to provide leadership and to ensure that we work with all organisational departments, partners and our communities to reverse the decline in biodiversity and deliver measurable biodiversity net gain within Cambridge and the wider region.
I was proud to propose the motion, and as I introduced it this is what I said:
I’d like to stand before you and say how pleased I am that Cambridge City Council is leading the way in acknowledging the significance of species collapse, and pledging action, but I can’t, because I fear that even this will be too little, too late.
I hope I’m wrong, and that what we do today makes a contribution to turning us away from the ecological and agricultural disaster that faces us
As I cycled into the Guildhall this morning I went down Porson Road and noticed the large yellow pipes standing ready to be laid along the road. Yellow is the colour used for gas, and although I was pleased to see that Trumpington’s vital infrastructure is being properly maintained, I also wondered how long we will want to keep providing gas to people’s homes when we are planning to becoming a zero carbon economy by 2030.
We all know that if we are to avoid dangerous levels of global warming then we need to change many of our current practices and assumptions, especially here where so much of our daily life and industry rely on oil, coal and gas. However we don’t seem to reflect on what that means – and it will mean not piping gas to everyone to burn, however convenient it may be.
At the weekend I had an enjoyable if tiring time canoeing on the Cam near Horningsea. It wasn’t just a pleasant afternoon on the river – I had joined enthusiastic members of the Cam Valley Forum and the Cambridge Canoe Club as they embarked on their mission to clear floating pennywort from the river.
This involved carefully pulling the weed away from the bank and collecting it in buckets on our canoes, and then either putting it on the bank to provide useful compost or putting it into a boat being used by the Cam Conservators.
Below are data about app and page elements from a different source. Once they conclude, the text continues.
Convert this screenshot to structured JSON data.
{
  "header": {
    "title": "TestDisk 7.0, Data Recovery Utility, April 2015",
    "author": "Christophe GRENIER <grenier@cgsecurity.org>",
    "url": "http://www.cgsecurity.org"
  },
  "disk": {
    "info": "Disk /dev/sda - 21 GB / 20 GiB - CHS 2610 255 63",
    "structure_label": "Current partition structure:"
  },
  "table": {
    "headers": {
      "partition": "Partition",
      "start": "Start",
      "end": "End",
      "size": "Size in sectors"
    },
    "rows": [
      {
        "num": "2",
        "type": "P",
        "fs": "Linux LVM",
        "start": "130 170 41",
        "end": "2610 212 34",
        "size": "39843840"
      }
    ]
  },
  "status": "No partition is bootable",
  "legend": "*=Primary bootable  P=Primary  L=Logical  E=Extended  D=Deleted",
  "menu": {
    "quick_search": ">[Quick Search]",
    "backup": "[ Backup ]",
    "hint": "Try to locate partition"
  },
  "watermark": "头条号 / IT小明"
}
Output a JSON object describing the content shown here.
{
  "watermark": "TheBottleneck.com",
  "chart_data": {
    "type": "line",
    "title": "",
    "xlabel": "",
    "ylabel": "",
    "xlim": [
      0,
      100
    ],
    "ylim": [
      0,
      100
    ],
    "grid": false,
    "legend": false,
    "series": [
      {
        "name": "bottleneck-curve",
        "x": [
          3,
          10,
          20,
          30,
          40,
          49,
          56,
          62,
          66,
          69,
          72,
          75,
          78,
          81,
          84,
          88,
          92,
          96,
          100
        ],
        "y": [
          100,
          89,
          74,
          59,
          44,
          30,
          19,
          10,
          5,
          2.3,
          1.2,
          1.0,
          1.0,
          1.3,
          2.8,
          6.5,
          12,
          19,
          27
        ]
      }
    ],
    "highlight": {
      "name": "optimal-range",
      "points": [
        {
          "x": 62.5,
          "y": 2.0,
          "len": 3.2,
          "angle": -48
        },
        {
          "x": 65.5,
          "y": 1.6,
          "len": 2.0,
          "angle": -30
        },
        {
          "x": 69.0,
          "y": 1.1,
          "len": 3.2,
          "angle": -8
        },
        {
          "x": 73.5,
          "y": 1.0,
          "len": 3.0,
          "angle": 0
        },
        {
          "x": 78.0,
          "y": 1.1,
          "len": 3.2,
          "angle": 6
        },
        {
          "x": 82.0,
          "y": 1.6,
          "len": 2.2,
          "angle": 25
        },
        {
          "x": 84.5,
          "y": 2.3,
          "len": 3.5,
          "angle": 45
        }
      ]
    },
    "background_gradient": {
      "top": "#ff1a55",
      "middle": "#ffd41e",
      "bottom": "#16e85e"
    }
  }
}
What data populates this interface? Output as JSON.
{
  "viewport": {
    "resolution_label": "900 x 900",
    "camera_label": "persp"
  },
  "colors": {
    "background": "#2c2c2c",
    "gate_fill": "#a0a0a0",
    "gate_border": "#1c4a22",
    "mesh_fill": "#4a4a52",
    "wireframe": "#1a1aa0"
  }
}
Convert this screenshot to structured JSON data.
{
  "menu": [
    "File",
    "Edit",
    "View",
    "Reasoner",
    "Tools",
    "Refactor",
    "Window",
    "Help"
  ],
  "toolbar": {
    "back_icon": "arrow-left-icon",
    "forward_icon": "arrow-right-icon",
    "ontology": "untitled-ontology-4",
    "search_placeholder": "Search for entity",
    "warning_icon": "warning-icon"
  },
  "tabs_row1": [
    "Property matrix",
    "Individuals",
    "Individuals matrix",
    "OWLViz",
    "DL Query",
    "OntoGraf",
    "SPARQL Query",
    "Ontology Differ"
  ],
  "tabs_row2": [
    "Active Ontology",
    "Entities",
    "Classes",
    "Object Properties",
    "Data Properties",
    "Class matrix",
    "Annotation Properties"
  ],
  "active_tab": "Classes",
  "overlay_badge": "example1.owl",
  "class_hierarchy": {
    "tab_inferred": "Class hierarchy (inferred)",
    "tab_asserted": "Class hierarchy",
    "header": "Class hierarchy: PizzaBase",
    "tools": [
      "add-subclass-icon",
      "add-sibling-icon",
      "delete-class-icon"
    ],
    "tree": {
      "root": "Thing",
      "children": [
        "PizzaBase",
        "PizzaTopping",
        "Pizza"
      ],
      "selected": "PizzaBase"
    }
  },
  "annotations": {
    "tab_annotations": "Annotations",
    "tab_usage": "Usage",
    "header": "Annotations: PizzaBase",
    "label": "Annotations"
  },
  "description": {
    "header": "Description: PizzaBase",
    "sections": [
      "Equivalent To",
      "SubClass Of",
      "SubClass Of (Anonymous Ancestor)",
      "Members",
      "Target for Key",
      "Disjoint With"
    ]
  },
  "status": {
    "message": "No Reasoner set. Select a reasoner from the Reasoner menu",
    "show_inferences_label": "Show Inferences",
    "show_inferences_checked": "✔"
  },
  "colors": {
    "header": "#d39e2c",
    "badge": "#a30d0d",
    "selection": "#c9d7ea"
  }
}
It was a beautiful summer day, and great to work with such a committed group of volunteers. And my upper arms really benefited from the exercise!